Cornish mining… by bees
During my daily walks throughout the April 2020 coronavirus lockdown, I’ve been noticing new round holes on bare earth paths, with little piles of soil around them, as if something very small has been drilling into the ground.
I’ve seen the occupants going in and out in past summers – and they were one of the 100 or more species of mining bees. Mining bee holes are sometimes found together in groups, depending on the species. You are most likely to find them in your garden in spring. Up to 60cm in depth, the tunnels branch off underground, with a chamber for each individual egg, which is laid on a clump of nutritious pollen.
The stings of these gentle bees are unlikely to penetrate human skin, so sit back and enjoy their company.
One of the earliest mining bees to emerge is the hairy-footed flower bee. My brother spotted them in his London garden last week and wondered where they were nesting. I suggested the nearby (currently abandoned) private golf course, as they like bare ground and banks (as in golf bunkers). However, they may also be found nesting in walls.
You can help mining bees by leaving earth banks and patches of soil available in sunny places, by using no pesticides whatsoever in your garden, and importantly, by growing a wide variety of flowering plants to feed bees through as much of the year as possible. In mild Cornwall this can mean year-round flowers in your garden. Don’t forget flowering bushes and trees.
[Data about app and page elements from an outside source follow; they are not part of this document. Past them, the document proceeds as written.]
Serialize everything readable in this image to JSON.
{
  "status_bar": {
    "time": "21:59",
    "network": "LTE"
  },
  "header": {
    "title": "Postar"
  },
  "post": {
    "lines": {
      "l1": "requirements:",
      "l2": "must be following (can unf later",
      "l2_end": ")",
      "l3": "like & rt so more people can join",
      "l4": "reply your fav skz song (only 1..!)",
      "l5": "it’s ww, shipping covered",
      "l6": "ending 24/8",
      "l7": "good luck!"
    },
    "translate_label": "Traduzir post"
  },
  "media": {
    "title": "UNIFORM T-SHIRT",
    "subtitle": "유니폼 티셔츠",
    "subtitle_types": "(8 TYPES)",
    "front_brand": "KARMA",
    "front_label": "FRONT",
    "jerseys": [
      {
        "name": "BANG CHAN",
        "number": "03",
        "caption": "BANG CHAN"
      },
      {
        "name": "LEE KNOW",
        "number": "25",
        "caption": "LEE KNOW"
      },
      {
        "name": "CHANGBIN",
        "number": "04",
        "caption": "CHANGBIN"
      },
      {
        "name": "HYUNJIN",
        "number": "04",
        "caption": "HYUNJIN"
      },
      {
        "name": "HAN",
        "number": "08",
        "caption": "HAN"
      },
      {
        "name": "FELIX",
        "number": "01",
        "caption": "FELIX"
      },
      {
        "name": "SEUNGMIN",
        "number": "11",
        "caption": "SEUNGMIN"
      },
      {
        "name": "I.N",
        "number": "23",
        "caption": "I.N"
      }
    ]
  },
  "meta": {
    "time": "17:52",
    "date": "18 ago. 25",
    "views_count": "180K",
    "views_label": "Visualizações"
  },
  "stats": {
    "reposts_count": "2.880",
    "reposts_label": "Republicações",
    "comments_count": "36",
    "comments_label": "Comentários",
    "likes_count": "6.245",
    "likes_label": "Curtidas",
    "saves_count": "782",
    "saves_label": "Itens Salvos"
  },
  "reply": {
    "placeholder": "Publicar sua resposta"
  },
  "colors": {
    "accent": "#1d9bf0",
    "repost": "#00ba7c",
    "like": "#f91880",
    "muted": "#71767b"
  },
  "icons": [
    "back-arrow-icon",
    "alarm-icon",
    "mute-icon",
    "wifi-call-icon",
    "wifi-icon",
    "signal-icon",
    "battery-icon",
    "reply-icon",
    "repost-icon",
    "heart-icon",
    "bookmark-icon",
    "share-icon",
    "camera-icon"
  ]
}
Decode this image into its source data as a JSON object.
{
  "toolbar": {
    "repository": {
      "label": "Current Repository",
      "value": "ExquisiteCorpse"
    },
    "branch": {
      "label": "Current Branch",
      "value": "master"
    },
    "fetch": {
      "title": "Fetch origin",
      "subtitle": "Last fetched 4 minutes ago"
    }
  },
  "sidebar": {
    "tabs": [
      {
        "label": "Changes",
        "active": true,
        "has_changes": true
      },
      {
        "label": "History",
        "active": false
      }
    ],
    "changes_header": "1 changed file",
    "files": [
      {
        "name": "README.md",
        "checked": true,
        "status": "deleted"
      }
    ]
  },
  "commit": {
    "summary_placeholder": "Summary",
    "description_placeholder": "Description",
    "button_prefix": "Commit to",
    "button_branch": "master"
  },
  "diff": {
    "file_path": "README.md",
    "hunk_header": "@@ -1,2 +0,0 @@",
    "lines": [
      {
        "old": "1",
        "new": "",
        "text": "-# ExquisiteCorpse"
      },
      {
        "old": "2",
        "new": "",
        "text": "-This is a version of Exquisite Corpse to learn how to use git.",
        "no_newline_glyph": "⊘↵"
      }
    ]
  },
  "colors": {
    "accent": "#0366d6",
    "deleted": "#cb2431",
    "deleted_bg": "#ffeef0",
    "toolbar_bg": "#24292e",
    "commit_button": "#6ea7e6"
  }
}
For suggestions, see how to attract bumblebees to your garden.
Pictured here are the holes of one of the latest mining bees to fly in autumn, the ivy bee (Colletes hederae).